Start of Data shown
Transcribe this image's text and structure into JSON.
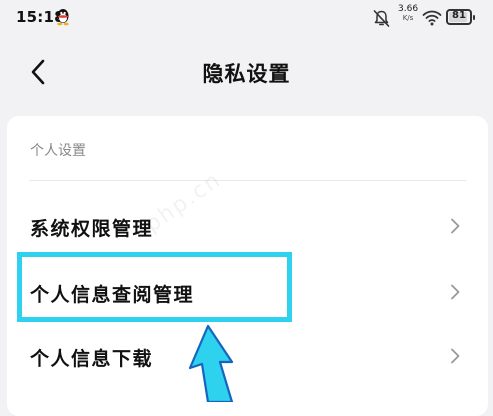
{
  "status_bar": {
    "time": "15:18",
    "net_speed_value": "3.66",
    "net_speed_unit": "K/s",
    "battery_level": "81",
    "icons": [
      "qq-icon",
      "mute-icon",
      "wifi-icon",
      "battery-icon"
    ]
  },
  "header": {
    "title": "隐私设置",
    "back_icon": "chevron-left-icon"
  },
  "section": {
    "title": "个人设置",
    "items": [
      {
        "label": "系统权限管理",
        "icon": "chevron-right-icon"
      },
      {
        "label": "个人信息查阅管理",
        "icon": "chevron-right-icon",
        "highlighted": true
      },
      {
        "label": "个人信息下载",
        "icon": "chevron-right-icon"
      }
    ]
  },
  "annotation": {
    "highlight_color": "#2ed1ee",
    "arrow_color": "#2ed1ee"
  },
  "watermark": "php.cn"
}
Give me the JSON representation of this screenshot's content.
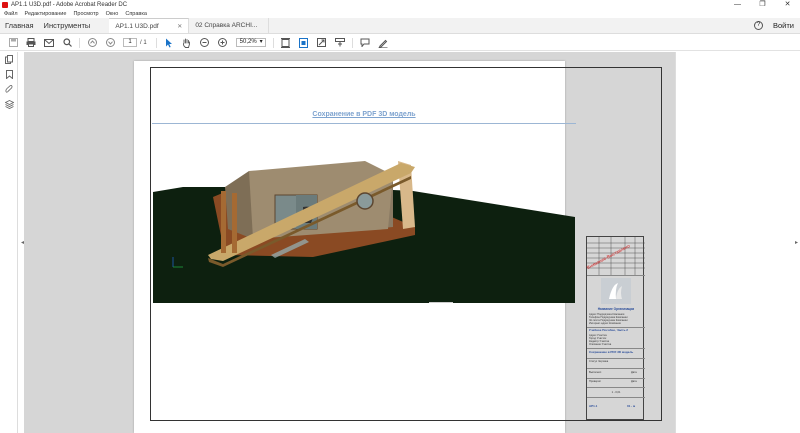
{
  "window": {
    "title": "AP1.1 U3D.pdf - Adobe Acrobat Reader DC",
    "controls": [
      "—",
      "❐",
      "✕"
    ]
  },
  "menu": [
    "Файл",
    "Редактирование",
    "Просмотр",
    "Окно",
    "Справка"
  ],
  "tabs": {
    "home": "Главная",
    "tools": "Инструменты",
    "documents": [
      {
        "label": "AP1.1 U3D.pdf",
        "active": true
      },
      {
        "label": "02 Справка ARCHI...",
        "active": false
      }
    ],
    "signin": "Войти"
  },
  "toolbar": {
    "page_current": "1",
    "page_total": "/ 1",
    "zoom": "50,2%"
  },
  "document": {
    "title": "Сохранение в PDF 3D модель",
    "stamp": {
      "watermark": "Внимание-Выставлено",
      "organization": "Название Организации",
      "org_lines": [
        "Адрес Подрядчика Компании",
        "Телефон Подрядчика Компании",
        "Эл.почта Подрядчика Компании",
        "Интернет-адрес Компании"
      ],
      "project": "Учебное Пособие, Часть 2",
      "project_lines": [
        "Адрес Участка",
        "Город Участок",
        "Кадастр Участка",
        "Описание Участка"
      ],
      "sheet_caption": "Сохранение в PDF 3D модель",
      "sheet_id": "AP1.1",
      "scale": "01 - м",
      "status": "Статус Чертежа",
      "designed": "Выполнил",
      "checked": "Проверил",
      "date": "Дата",
      "date_value": "1 - 0,01"
    }
  }
}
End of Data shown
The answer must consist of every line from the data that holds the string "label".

▶ Solution
        "label": "系统权限管理",
        "label": "个人信息查阅管理",
        "label": "个人信息下载",
        "label": "AP1.1 U3D.pdf",
        "label": "02 Справка ARCHI...",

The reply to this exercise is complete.